When clear evidence emerges that an initiative is delivering benefits, it should be a cause for celebration. This is what is being achieved with the delivery of online valuation messages from insurers to adviser’s client management systems. Statistics maintained by FTRC show these services as achieving over 150 per cent a year increase in use over the last three years.
When initially launched, 1st Software and Positive Solutions accounted for the vast majority of such valuation traffic.
Over the last 18 months, however, a far wider community of client management systems have become connected.
It would now be quicker to set out a list of those software providers which do not offer this function and I would no longer consider a package without such services as a serious option for advisers.
Dealing with a success story brings different challenges. Some software vendors have created systems so advisers can schedule valuations to take place automatically on a regular basis.
A small number of adviser firms are using this to update every client’s contract every day. This is generating message volumes far beyond levels for which systems were designed.
Presently, only a handful of advisers are using services in this way but, if replicated across the entire adviser market, the volumes could cause major IT capacity problems for insurers.
Association of British Insurers’ statistics for 2006 identify the number of in-force life and pensions policies at 80.5 million plus a further 2.6 million active members of group personal pension and stakeholder schemes.
If every adviser valued every contract every day, the industry would need the capacity to accommodate over 30 billion valuation messages a year.

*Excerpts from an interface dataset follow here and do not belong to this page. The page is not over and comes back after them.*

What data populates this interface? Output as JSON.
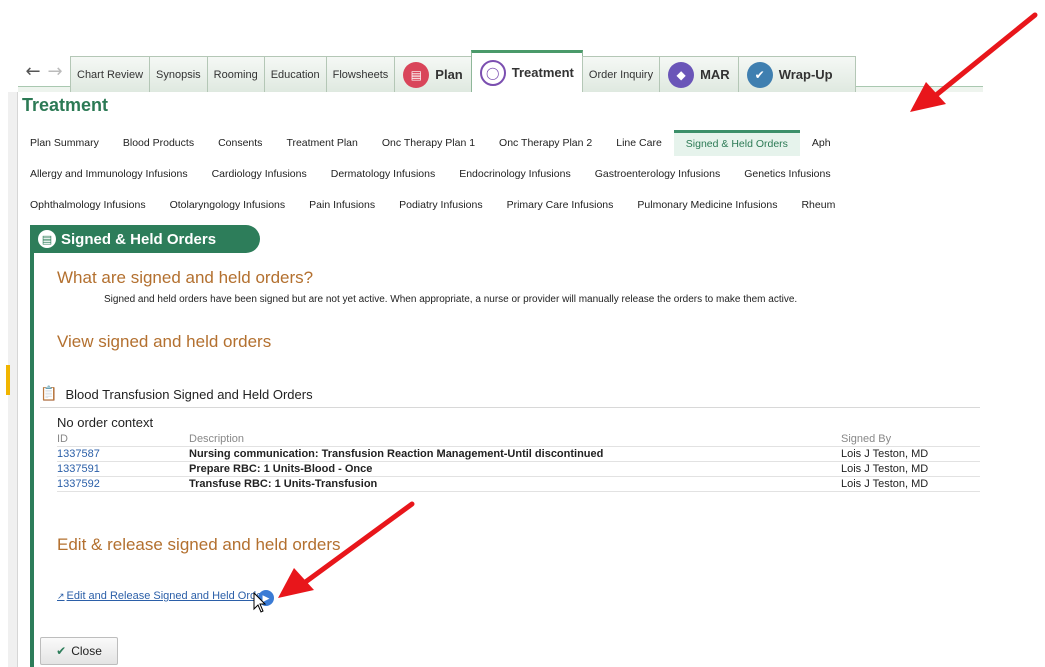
{
  "tabs": [
    {
      "label": "Chart Review",
      "type": "small"
    },
    {
      "label": "Synopsis",
      "type": "small"
    },
    {
      "label": "Rooming",
      "type": "small"
    },
    {
      "label": "Education",
      "type": "small"
    },
    {
      "label": "Flowsheets",
      "type": "small"
    },
    {
      "label": "Plan",
      "type": "big",
      "icon": "plan-icon"
    },
    {
      "label": "Treatment",
      "type": "big",
      "icon": "treatment-icon",
      "active": true
    },
    {
      "label": "Order Inquiry",
      "type": "small"
    },
    {
      "label": "MAR",
      "type": "big",
      "icon": "mar-icon"
    },
    {
      "label": "Wrap-Up",
      "type": "big",
      "icon": "wrap-up-icon"
    }
  ],
  "page_title": "Treatment",
  "subnav": {
    "row1": [
      "Plan Summary",
      "Blood Products",
      "Consents",
      "Treatment Plan",
      "Onc Therapy Plan 1",
      "Onc Therapy Plan 2",
      "Line Care",
      "Signed & Held Orders",
      "Aph"
    ],
    "row2": [
      "Allergy and Immunology Infusions",
      "Cardiology Infusions",
      "Dermatology Infusions",
      "Endocrinology Infusions",
      "Gastroenterology Infusions",
      "Genetics Infusions"
    ],
    "row3": [
      "Ophthalmology Infusions",
      "Otolaryngology Infusions",
      "Pain Infusions",
      "Podiatry Infusions",
      "Primary Care Infusions",
      "Pulmonary Medicine Infusions",
      "Rheum"
    ],
    "active": "Signed & Held Orders"
  },
  "section": {
    "title": "Signed & Held Orders",
    "what_heading": "What are signed and held orders?",
    "what_text": "Signed and held orders have been signed but are not yet active. When appropriate, a nurse or provider will manually release the orders to make them active.",
    "view_heading": "View signed and held orders",
    "report_title": "Blood Transfusion Signed and Held Orders",
    "context": "No order context",
    "table": {
      "headers": {
        "id": "ID",
        "description": "Description",
        "signed_by": "Signed By"
      },
      "rows": [
        {
          "id": "1337587",
          "description": "Nursing communication: Transfusion Reaction Management-Until discontinued",
          "signed_by": "Lois J Teston, MD"
        },
        {
          "id": "1337591",
          "description": "Prepare RBC: 1 Units-Blood - Once",
          "signed_by": "Lois J Teston, MD"
        },
        {
          "id": "1337592",
          "description": "Transfuse RBC: 1 Units-Transfusion",
          "signed_by": "Lois J Teston, MD"
        }
      ]
    },
    "edit_heading": "Edit & release signed and held orders",
    "edit_link": "Edit and Release Signed and Held Orders"
  },
  "close_label": "Close",
  "colors": {
    "accent": "#2d7d5a",
    "heading": "#b3702f",
    "link": "#2b5fa8",
    "annotation": "#e8161b"
  }
}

Valuing all contracts once a week would reduce the problem to around 4.3 billion messages a year and monthly makes the figure marginally under a billion valuations a year.
Even if it is possible to agree that, in normal circumstances, valuations would only be updated monthly, there is still going to be a need to spread these requests across the month.

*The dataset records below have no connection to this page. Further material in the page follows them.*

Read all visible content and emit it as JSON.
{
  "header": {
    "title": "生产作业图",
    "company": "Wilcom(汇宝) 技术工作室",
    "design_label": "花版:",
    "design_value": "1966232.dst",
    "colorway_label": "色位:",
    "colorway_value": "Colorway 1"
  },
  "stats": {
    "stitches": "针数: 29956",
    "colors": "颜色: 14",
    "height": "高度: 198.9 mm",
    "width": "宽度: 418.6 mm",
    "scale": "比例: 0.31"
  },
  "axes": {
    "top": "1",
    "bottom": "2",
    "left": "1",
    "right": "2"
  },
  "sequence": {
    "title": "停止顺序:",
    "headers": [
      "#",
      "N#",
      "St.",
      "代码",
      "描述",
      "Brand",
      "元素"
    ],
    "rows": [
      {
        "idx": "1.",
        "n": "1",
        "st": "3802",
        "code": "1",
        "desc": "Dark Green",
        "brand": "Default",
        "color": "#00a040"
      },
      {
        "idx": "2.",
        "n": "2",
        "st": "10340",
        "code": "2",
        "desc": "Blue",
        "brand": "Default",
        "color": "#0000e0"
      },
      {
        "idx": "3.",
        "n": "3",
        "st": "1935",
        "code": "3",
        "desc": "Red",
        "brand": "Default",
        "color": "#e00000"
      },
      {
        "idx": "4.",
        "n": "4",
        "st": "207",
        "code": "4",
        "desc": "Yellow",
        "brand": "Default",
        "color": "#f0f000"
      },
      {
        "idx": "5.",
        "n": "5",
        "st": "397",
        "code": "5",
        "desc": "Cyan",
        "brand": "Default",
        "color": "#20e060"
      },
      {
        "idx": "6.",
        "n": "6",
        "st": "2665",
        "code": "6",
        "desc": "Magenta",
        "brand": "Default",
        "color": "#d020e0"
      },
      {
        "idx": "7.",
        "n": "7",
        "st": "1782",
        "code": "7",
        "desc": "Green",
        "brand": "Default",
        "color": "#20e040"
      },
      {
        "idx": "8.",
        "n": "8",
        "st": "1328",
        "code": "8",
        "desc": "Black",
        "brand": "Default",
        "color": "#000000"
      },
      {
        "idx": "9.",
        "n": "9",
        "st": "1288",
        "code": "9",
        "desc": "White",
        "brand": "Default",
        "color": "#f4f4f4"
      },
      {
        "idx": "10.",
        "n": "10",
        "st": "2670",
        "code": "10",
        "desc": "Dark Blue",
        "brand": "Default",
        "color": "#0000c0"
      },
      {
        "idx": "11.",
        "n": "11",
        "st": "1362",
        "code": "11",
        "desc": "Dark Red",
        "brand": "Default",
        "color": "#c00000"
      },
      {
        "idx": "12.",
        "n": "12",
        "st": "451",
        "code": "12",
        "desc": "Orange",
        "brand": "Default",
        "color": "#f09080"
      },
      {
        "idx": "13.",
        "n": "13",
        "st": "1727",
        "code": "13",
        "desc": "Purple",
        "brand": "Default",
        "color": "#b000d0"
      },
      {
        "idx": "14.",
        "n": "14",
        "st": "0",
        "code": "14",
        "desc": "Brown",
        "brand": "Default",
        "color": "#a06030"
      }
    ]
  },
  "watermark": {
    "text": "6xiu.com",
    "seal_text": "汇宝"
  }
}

Revaluing every customer’s contracts in real time on the first of each month would inevitably cause massive problems for insurers on the given days.

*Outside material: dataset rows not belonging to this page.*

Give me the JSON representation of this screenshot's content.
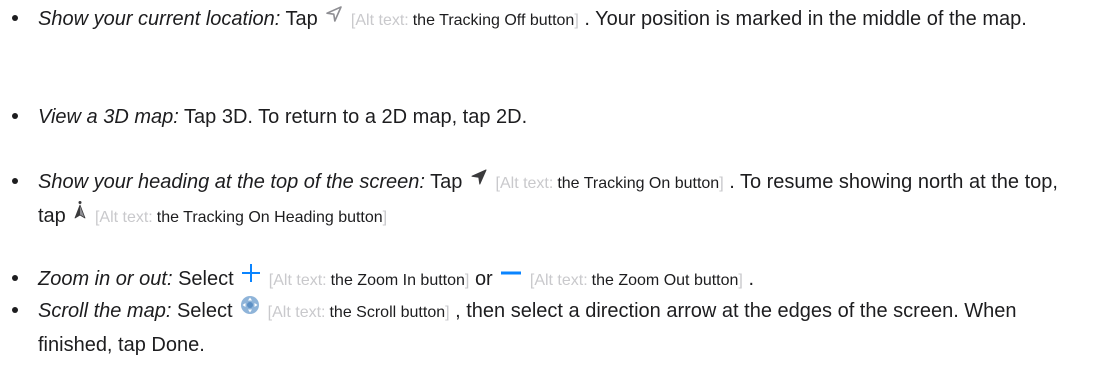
{
  "alt_prefix": "Alt text:",
  "items": [
    {
      "term": "Show your current location:",
      "parts": [
        "Tap",
        ". Your position is marked in the middle of the map."
      ],
      "alts": [
        "the Tracking Off button"
      ]
    },
    {
      "term": "View a 3D map:",
      "text": "Tap 3D. To return to a 2D map, tap 2D."
    },
    {
      "term": "Show your heading at the top of the screen:",
      "parts": [
        "Tap",
        ". To resume showing north at the top, tap"
      ],
      "alts": [
        "the Tracking On button",
        "the Tracking On Heading button"
      ]
    },
    {
      "term": "Zoom in or out:",
      "parts": [
        "Select",
        "or",
        "."
      ],
      "alts": [
        "the Zoom In button",
        "the Zoom Out button"
      ]
    },
    {
      "term": "Scroll the map:",
      "parts": [
        "Select",
        ", then select a direction arrow at the edges of the screen. When finished, tap Done."
      ],
      "alts": [
        "the Scroll button"
      ]
    }
  ],
  "colors": {
    "text": "#1d1d1f",
    "alt_muted": "#c9c9cc",
    "icon_gray": "#8e8e93",
    "icon_dark": "#3a3a3c",
    "accent_blue": "#0a84ff"
  },
  "icons": [
    "location-arrow-outline-icon",
    "location-arrow-filled-icon",
    "heading-icon",
    "plus-icon",
    "minus-icon",
    "scroll-icon"
  ]
}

Where valuations are required on a regular basis for a fixed date, the use of bulk services to deliver this information would appear more appropriate than real-time messaging.
Not all insurers have developed such capability but I suspect that the excessive use of real-time services may now give those that have not a compelling business case to do so.
To put this in context, the majority of the 83.1 million contracts currently in force would involve only a single valuation per year, admittedly on paper.
For now at least, most of those paper valuations still have to be issued in addition to whatever is provided online. The above figures are before one begins to consider how online valuations will be accommodated for the six million plus investment accounts via Investment Management Association members.
Online valuation services were designed to make it easier for advisers to get up- to-date client valuations on a regular basis.
By delivering this information directly into the adviser’s client management systems, firms are able to generate up-to-date client reports for more clients, more quickly.
Such capability is increasingly valuable as more and more advisers evolve their business model to a service-based relationship. The RDR is acting as a major catalyst in this.
Historically, the time taken to get the latest valuations, by phone or via a provider’s extranet has severely limited the number of clients for whom such regular reviews are viable. Current levels of valuation messages to client management systems are running at several million per year, each one representing a phone call saved for each party or a client receiving a higher level of service than before.
However, if the level of messages is necessary to support explodes along the lines outlined above, it is not hard to see how the benefits to advisers, providers and clients would soon be drowned out by excessive costs in maintaining such a service.
The challenges arising from the success of these developments have been the subject of intense discussion at the FTRC Adviser Forum meetings over the last couple of months.
At no point has anyone suggested any desire to cut down on the number of valuations made available to advisers where these are being used but there is concern that large numbers of messages are being obtained just in case they are needed.
It appears that limitations on service availability may be driving some firms to schedule daily valuations.
Many firms are using online messaging to their own client management systems to populate customer websites to offer clients online access to the value of their investments.
Where a life office’s valuation service might be closed when a client logs on in the middle of the night, the advisers do not want he customer to see an error message and hence are scheduling an updated valuation during normal service hours.
There is an obvious message here for providers that not having 24/7 availability of these services may be a false economy but it is also clear that, with some more elegant design by software providers, many problems might be avoided.
The most important question in this debate is what is the optimum frequency to get such valuations.
Obviously, there will be situations where market events, such as the January slump in equity markets or the departure of a key fund manger from an investment group, will create situations where large numbers of client portfolios may need to be reviewed at short notice.
In normal market conditions, I find it hard to believe it would be necessary to revalue a client’s long-term investments more than once a month.
If these are to spread evenly over the month, it would make sense if the valu- ation were set up for the anniversary date in respect of single premiums or a few days after any additional payments are received where ongoing contributions are being made.
As a result of the conversations at Adviser Forum, one major firm is already counselling its members to consider the appropriate frequency of valuations and another has committed to doing so.
I believe that all users of services have a duty to use them responsibly and the current dialogue appears to indicate that there is willingness to do this among advisers. Providers should, however, remember that ultimately, consumers themselves will expect this level of online access and persuading the general public to moderate use may be more problematic.
In just a few years, systems capable of processing vastly higher volumes may be essential. As an industry, we need to start looking at how this might be achieved.